* [Exercise directions]
Please count the lines below that hold the word "icon" and give the count without any other text.
··· Dataset
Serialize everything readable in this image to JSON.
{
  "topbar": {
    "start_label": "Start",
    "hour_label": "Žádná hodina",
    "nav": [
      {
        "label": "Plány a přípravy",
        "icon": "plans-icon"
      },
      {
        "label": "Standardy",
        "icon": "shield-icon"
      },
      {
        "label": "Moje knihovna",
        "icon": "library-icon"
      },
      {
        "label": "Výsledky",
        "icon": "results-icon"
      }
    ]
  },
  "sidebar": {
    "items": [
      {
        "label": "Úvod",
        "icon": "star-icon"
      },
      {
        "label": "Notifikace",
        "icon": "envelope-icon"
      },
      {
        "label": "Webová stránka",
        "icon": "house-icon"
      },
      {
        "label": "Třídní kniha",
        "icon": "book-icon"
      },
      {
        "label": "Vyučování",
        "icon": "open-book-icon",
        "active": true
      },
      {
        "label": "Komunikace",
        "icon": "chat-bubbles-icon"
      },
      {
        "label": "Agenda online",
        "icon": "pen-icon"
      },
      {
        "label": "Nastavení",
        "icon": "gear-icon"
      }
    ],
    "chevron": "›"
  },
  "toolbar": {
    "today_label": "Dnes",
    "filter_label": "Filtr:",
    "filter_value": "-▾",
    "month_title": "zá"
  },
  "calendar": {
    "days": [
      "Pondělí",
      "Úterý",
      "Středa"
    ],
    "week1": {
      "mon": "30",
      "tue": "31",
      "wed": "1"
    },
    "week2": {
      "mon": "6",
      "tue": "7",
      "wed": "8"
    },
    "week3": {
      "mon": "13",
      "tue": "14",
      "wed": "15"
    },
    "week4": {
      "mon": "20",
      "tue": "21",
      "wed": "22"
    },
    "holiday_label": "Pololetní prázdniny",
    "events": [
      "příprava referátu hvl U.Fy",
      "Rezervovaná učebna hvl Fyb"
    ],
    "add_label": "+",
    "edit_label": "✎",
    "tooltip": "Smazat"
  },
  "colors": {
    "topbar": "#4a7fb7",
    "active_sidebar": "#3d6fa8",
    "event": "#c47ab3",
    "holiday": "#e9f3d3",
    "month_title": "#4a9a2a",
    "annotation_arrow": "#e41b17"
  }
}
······
* [Response to this exercise]
12